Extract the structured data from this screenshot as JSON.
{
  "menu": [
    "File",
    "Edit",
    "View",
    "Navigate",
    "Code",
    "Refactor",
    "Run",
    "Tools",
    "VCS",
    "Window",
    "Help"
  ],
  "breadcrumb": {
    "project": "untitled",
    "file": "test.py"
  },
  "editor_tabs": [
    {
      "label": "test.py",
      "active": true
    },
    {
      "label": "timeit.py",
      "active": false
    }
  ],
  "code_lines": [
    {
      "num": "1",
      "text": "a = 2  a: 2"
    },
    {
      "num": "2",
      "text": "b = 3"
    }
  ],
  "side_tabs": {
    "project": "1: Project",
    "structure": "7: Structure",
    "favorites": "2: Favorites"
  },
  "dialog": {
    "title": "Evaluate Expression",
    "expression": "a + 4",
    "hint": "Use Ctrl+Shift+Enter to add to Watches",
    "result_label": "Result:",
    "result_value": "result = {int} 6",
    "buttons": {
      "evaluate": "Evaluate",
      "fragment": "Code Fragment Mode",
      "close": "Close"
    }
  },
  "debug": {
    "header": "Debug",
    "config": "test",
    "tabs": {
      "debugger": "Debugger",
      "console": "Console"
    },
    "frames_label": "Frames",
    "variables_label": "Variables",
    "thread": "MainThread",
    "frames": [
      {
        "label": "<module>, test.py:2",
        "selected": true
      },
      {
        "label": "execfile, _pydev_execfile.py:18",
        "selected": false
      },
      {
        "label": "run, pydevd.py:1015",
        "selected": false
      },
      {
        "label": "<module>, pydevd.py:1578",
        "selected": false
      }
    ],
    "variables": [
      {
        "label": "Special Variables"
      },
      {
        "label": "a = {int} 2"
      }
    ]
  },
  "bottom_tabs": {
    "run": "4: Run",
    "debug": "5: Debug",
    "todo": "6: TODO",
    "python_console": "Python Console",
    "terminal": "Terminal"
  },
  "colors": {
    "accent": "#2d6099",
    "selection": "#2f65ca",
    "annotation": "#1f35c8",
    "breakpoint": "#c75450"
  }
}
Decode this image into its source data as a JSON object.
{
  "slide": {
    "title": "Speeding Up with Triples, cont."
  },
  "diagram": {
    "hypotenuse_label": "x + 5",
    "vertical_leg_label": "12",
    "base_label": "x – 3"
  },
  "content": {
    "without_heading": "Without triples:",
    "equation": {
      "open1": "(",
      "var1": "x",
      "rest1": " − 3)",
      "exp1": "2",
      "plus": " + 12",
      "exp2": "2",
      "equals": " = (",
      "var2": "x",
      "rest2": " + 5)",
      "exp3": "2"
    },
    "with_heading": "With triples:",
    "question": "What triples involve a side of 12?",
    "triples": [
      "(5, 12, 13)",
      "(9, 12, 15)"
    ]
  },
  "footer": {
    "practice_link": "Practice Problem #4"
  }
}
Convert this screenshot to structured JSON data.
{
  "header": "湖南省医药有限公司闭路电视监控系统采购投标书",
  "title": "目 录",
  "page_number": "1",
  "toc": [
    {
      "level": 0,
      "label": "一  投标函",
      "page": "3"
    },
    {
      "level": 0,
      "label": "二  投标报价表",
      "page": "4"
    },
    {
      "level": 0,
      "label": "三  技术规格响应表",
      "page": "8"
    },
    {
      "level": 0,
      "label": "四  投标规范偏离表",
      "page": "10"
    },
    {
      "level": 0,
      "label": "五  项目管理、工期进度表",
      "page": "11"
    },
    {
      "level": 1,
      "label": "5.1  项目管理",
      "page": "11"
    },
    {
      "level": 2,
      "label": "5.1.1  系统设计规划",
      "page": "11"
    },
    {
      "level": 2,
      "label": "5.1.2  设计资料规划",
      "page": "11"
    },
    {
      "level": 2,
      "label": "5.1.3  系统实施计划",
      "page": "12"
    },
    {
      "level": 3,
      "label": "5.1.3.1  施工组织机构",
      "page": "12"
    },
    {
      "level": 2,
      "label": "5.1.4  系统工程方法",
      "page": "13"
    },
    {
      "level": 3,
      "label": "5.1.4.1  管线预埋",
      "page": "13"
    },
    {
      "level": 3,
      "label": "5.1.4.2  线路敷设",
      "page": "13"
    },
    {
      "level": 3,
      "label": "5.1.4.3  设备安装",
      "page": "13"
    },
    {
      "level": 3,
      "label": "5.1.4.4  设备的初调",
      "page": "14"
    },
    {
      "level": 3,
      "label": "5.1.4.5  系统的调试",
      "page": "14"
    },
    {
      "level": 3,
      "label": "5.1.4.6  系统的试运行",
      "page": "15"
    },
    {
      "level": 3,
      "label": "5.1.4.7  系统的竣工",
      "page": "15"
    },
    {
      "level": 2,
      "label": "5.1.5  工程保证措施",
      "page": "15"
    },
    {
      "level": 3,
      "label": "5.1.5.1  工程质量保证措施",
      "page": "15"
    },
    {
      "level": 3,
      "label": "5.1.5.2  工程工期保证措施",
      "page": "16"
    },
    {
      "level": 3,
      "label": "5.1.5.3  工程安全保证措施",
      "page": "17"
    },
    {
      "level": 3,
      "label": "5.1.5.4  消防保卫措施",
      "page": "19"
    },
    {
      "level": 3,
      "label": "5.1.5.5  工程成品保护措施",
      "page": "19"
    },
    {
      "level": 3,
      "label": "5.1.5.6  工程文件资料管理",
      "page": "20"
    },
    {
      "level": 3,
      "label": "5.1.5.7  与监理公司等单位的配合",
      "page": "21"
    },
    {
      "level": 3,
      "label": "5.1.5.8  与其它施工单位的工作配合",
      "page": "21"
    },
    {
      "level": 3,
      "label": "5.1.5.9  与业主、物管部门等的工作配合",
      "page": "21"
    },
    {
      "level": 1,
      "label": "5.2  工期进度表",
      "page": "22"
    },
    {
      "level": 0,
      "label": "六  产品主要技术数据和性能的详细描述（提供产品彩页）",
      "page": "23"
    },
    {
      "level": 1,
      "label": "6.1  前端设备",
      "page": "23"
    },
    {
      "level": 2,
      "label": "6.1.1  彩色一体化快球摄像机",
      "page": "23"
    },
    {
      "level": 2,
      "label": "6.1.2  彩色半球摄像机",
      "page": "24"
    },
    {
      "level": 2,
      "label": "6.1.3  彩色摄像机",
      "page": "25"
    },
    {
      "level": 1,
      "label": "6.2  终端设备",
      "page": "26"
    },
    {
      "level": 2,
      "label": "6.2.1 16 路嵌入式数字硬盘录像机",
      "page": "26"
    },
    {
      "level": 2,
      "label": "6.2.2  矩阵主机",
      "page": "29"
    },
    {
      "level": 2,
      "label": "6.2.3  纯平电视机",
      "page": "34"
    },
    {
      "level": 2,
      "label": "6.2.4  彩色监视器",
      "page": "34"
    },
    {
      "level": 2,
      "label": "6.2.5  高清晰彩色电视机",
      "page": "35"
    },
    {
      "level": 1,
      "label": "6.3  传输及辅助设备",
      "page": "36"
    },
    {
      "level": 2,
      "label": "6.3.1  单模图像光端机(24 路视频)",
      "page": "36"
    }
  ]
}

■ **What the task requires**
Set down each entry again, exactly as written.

■ **Exercise solution**
Extract the structured data from this screenshot as JSON.
{
  "menu": [
    "File",
    "Edit",
    "View",
    "Navigate",
    "Code",
    "Refactor",
    "Run",
    "Tools",
    "VCS",
    "Window",
    "Help"
  ],
  "breadcrumb": {
    "project": "untitled",
    "file": "test.py"
  },
  "editor_tabs": [
    {
      "label": "test.py",
      "active": true
    },
    {
      "label": "timeit.py",
      "active": false
    }
  ],
  "code_lines": [
    {
      "num": "1",
      "text": "a = 2  a: 2"
    },
    {
      "num": "2",
      "text": "b = 3"
    }
  ],
  "side_tabs": {
    "project": "1: Project",
    "structure": "7: Structure",
    "favorites": "2: Favorites"
  },
  "dialog": {
    "title": "Evaluate Expression",
    "expression": "a + 4",
    "hint": "Use Ctrl+Shift+Enter to add to Watches",
    "result_label": "Result:",
    "result_value": "result = {int} 6",
    "buttons": {
      "evaluate": "Evaluate",
      "fragment": "Code Fragment Mode",
      "close": "Close"
    }
  },
  "debug": {
    "header": "Debug",
    "config": "test",
    "tabs": {
      "debugger": "Debugger",
      "console": "Console"
    },
    "frames_label": "Frames",
    "variables_label": "Variables",
    "thread": "MainThread",
    "frames": [
      {
        "label": "<module>, test.py:2",
        "selected": true
      },
      {
        "label": "execfile, _pydev_execfile.py:18",
        "selected": false
      },
      {
        "label": "run, pydevd.py:1015",
        "selected": false
      },
      {
        "label": "<module>, pydevd.py:1578",
        "selected": false
      }
    ],
    "variables": [
      {
        "label": "Special Variables"
      },
      {
        "label": "a = {int} 2"
      }
    ]
  },
  "bottom_tabs": {
    "run": "4: Run",
    "debug": "5: Debug",
    "todo": "6: TODO",
    "python_console": "Python Console",
    "terminal": "Terminal"
  },
  "colors": {
    "accent": "#2d6099",
    "selection": "#2f65ca",
    "annotation": "#1f35c8",
    "breakpoint": "#c75450"
  }
}
Decode this image into its source data as a JSON object.
{
  "slide": {
    "title": "Speeding Up with Triples, cont."
  },
  "diagram": {
    "hypotenuse_label": "x + 5",
    "vertical_leg_label": "12",
    "base_label": "x – 3"
  },
  "content": {
    "without_heading": "Without triples:",
    "equation": {
      "open1": "(",
      "var1": "x",
      "rest1": " − 3)",
      "exp1": "2",
      "plus": " + 12",
      "exp2": "2",
      "equals": " = (",
      "var2": "x",
      "rest2": " + 5)",
      "exp3": "2"
    },
    "with_heading": "With triples:",
    "question": "What triples involve a side of 12?",
    "triples": [
      "(5, 12, 13)",
      "(9, 12, 15)"
    ]
  },
  "footer": {
    "practice_link": "Practice Problem #4"
  }
}
Convert this screenshot to structured JSON data.
{
  "header": "湖南省医药有限公司闭路电视监控系统采购投标书",
  "title": "目 录",
  "page_number": "1",
  "toc": [
    {
      "level": 0,
      "label": "一  投标函",
      "page": "3"
    },
    {
      "level": 0,
      "label": "二  投标报价表",
      "page": "4"
    },
    {
      "level": 0,
      "label": "三  技术规格响应表",
      "page": "8"
    },
    {
      "level": 0,
      "label": "四  投标规范偏离表",
      "page": "10"
    },
    {
      "level": 0,
      "label": "五  项目管理、工期进度表",
      "page": "11"
    },
    {
      "level": 1,
      "label": "5.1  项目管理",
      "page": "11"
    },
    {
      "level": 2,
      "label": "5.1.1  系统设计规划",
      "page": "11"
    },
    {
      "level": 2,
      "label": "5.1.2  设计资料规划",
      "page": "11"
    },
    {
      "level": 2,
      "label": "5.1.3  系统实施计划",
      "page": "12"
    },
    {
      "level": 3,
      "label": "5.1.3.1  施工组织机构",
      "page": "12"
    },
    {
      "level": 2,
      "label": "5.1.4  系统工程方法",
      "page": "13"
    },
    {
      "level": 3,
      "label": "5.1.4.1  管线预埋",
      "page": "13"
    },
    {
      "level": 3,
      "label": "5.1.4.2  线路敷设",
      "page": "13"
    },
    {
      "level": 3,
      "label": "5.1.4.3  设备安装",
      "page": "13"
    },
    {
      "level": 3,
      "label": "5.1.4.4  设备的初调",
      "page": "14"
    },
    {
      "level": 3,
      "label": "5.1.4.5  系统的调试",
      "page": "14"
    },
    {
      "level": 3,
      "label": "5.1.4.6  系统的试运行",
      "page": "15"
    },
    {
      "level": 3,
      "label": "5.1.4.7  系统的竣工",
      "page": "15"
    },
    {
      "level": 2,
      "label": "5.1.5  工程保证措施",
      "page": "15"
    },
    {
      "level": 3,
      "label": "5.1.5.1  工程质量保证措施",
      "page": "15"
    },
    {
      "level": 3,
      "label": "5.1.5.2  工程工期保证措施",
      "page": "16"
    },
    {
      "level": 3,
      "label": "5.1.5.3  工程安全保证措施",
      "page": "17"
    },
    {
      "level": 3,
      "label": "5.1.5.4  消防保卫措施",
      "page": "19"
    },
    {
      "level": 3,
      "label": "5.1.5.5  工程成品保护措施",
      "page": "19"
    },
    {
      "level": 3,
      "label": "5.1.5.6  工程文件资料管理",
      "page": "20"
    },
    {
      "level": 3,
      "label": "5.1.5.7  与监理公司等单位的配合",
      "page": "21"
    },
    {
      "level": 3,
      "label": "5.1.5.8  与其它施工单位的工作配合",
      "page": "21"
    },
    {
      "level": 3,
      "label": "5.1.5.9  与业主、物管部门等的工作配合",
      "page": "21"
    },
    {
      "level": 1,
      "label": "5.2  工期进度表",
      "page": "22"
    },
    {
      "level": 0,
      "label": "六  产品主要技术数据和性能的详细描述（提供产品彩页）",
      "page": "23"
    },
    {
      "level": 1,
      "label": "6.1  前端设备",
      "page": "23"
    },
    {
      "level": 2,
      "label": "6.1.1  彩色一体化快球摄像机",
      "page": "23"
    },
    {
      "level": 2,
      "label": "6.1.2  彩色半球摄像机",
      "page": "24"
    },
    {
      "level": 2,
      "label": "6.1.3  彩色摄像机",
      "page": "25"
    },
    {
      "level": 1,
      "label": "6.2  终端设备",
      "page": "26"
    },
    {
      "level": 2,
      "label": "6.2.1 16 路嵌入式数字硬盘录像机",
      "page": "26"
    },
    {
      "level": 2,
      "label": "6.2.2  矩阵主机",
      "page": "29"
    },
    {
      "level": 2,
      "label": "6.2.3  纯平电视机",
      "page": "34"
    },
    {
      "level": 2,
      "label": "6.2.4  彩色监视器",
      "page": "34"
    },
    {
      "level": 2,
      "label": "6.2.5  高清晰彩色电视机",
      "page": "35"
    },
    {
      "level": 1,
      "label": "6.3  传输及辅助设备",
      "page": "36"
    },
    {
      "level": 2,
      "label": "6.3.1  单模图像光端机(24 路视频)",
      "page": "36"
    }
  ]
}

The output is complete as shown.